What to do with it when you're over it We can't promise we're going to like something forever or that our furnishing needs won't change. When it's time to bid a chair, table, bed, or dresser farewell, make sure it goes to a good home. Sell it on Craigslist, eBay, or the local paper, give it away via Freecycle, or include it in your next yard sale. Putting it safely on the curb with a "free" sign on it can also do the trick. If you are the crafty type, lots of furniture can be repurposed into new functions or just freshened up with new paint or finish. No sturdy artifact should have to Live out eternity in the landfill. If it's your mission to get deeper into the green furniture space, put on your designer's smock and start tinkering.
Price, Style and Green, you can have it all The market for sustainable products has been on a meteoric rise for the last five years. What started as a novelty progressed to a trend and has now become staple for most industries. Nearly two out of three consumers have bought green cleaning supplies, compact fluorescent light bulbs and star-rated appliances. Eco-friendly options have sprung up all over, prices have come down, and in categories everywhere, green products have become mainstream. Although the furniture industry is trailing behind, there are many good manufacturers that are making a serious effort to catch up. They are designing and producing furnishings with materials and construction processes that are kind to our planet. Not incidentally, they are also accenting styling that satisfies consumers’ demand for high-fashion and eco-friendly furnishings. Supporting these manufacturers will send a clear message to the others to do their part. There is also the misconception that green furniture costs more. In reality green furniture tends to be much better made and better value for the money.

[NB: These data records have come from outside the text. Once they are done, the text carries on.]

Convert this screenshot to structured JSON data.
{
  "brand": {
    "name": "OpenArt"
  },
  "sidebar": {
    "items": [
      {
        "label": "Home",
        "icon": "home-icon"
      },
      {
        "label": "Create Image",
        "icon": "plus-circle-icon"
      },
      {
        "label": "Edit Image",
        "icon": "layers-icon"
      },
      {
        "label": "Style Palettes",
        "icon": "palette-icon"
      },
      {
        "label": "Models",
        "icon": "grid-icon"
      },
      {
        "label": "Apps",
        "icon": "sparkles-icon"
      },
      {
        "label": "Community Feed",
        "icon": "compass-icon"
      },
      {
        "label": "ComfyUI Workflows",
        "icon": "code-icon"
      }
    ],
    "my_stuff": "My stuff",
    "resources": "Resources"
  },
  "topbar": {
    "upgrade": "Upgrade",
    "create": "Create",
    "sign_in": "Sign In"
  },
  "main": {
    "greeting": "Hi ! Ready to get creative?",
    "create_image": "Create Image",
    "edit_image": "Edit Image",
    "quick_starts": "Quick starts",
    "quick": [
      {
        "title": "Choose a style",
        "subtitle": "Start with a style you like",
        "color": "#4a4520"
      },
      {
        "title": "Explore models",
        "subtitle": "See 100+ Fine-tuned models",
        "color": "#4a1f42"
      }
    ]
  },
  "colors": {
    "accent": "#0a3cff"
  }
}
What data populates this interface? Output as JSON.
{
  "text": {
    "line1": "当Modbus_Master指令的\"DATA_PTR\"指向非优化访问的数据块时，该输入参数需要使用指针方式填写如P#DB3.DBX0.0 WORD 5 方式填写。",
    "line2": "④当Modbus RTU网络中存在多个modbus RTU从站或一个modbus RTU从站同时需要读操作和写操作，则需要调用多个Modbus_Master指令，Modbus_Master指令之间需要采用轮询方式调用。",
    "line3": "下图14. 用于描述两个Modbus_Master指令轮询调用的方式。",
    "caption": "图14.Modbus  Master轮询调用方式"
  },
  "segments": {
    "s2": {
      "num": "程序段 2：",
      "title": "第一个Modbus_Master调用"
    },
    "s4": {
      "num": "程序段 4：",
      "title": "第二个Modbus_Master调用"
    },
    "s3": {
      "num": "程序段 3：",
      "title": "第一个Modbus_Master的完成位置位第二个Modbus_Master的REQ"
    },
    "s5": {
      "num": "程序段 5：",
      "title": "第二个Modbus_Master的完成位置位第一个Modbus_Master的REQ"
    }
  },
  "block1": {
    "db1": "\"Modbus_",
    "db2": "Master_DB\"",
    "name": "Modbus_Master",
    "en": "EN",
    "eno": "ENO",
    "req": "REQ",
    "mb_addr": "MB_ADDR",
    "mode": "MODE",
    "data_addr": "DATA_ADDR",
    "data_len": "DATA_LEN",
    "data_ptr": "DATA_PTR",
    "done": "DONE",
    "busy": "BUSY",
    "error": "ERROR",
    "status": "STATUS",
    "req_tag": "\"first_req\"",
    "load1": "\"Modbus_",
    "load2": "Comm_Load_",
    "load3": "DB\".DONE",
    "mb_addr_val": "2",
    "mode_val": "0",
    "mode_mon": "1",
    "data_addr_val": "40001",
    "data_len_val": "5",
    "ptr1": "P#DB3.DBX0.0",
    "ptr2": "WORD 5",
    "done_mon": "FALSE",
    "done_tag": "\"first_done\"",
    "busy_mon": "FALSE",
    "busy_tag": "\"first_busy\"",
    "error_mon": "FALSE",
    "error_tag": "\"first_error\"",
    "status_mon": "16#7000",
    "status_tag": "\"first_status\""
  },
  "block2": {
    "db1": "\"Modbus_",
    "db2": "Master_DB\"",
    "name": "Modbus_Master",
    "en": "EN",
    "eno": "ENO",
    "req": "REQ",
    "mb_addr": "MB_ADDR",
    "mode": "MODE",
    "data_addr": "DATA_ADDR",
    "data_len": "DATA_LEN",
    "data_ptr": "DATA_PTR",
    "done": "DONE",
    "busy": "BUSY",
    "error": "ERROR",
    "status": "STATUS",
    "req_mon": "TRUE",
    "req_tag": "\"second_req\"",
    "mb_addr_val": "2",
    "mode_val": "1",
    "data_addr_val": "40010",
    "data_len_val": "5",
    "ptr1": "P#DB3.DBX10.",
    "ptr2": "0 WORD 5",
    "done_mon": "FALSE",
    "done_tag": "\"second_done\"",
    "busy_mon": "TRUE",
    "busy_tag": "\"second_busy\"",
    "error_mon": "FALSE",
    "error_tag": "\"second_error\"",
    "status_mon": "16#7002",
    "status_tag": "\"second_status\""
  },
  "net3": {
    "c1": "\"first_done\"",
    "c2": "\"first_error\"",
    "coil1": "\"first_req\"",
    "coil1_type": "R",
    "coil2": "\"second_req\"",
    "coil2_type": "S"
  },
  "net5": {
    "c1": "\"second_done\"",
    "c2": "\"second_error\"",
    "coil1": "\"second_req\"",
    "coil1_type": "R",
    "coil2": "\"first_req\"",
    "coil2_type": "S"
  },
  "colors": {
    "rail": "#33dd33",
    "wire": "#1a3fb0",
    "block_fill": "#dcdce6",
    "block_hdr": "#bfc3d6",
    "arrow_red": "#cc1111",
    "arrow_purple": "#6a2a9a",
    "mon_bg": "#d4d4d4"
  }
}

To recap, sustainability is about our future, about the environment that we and other creatures will live in and will hand off to generations after us. Not long ago, nature was viewed as a creator of unlimited resources, an unstoppable re-generator of life, and sometimes a force to conquer and tame. After thousands of years of trying, humans have half way succeeded. Now we are in trouble. We suddenly realize how vulnerable our planet is and the damage we have done to it. We also realize that as a consequence, our own survival may be in jeopardy. Fortunately, it is not too late yet. Given half a chance, Earth will renew herself but she needs our help. After all this is our home and we each need to do our part in taking care of it.
Casual Elements mission statement: To provide elements of beautiful, tranquil and inspiring settings in harmony with the environment.
Our commitment to social and environmental responsibility: Casual Elements is committed to fair labor practices and environmental responsibility in the production of our furniture. We provide equal opportunity employment and hire only seasoned professionals in our factories. We insist on safe and comfortable working conditions and offer high salaries and benefits in order to attract and retain the best skilled people around. All timber used in the crafting of our furniture is obtained from reclaimed materials or professionally operated plantations. We strongly believe that timber harvested from other sources is often illegal, damaging to the environment and of poor quality. We never use lead or other toxic chemicals in the production or finish of our products. All of our stains are low VOC (volatile organic compounds) and all of our paints are water-based. This ensures they are safe for our workers and customers and are not harmful to the environment.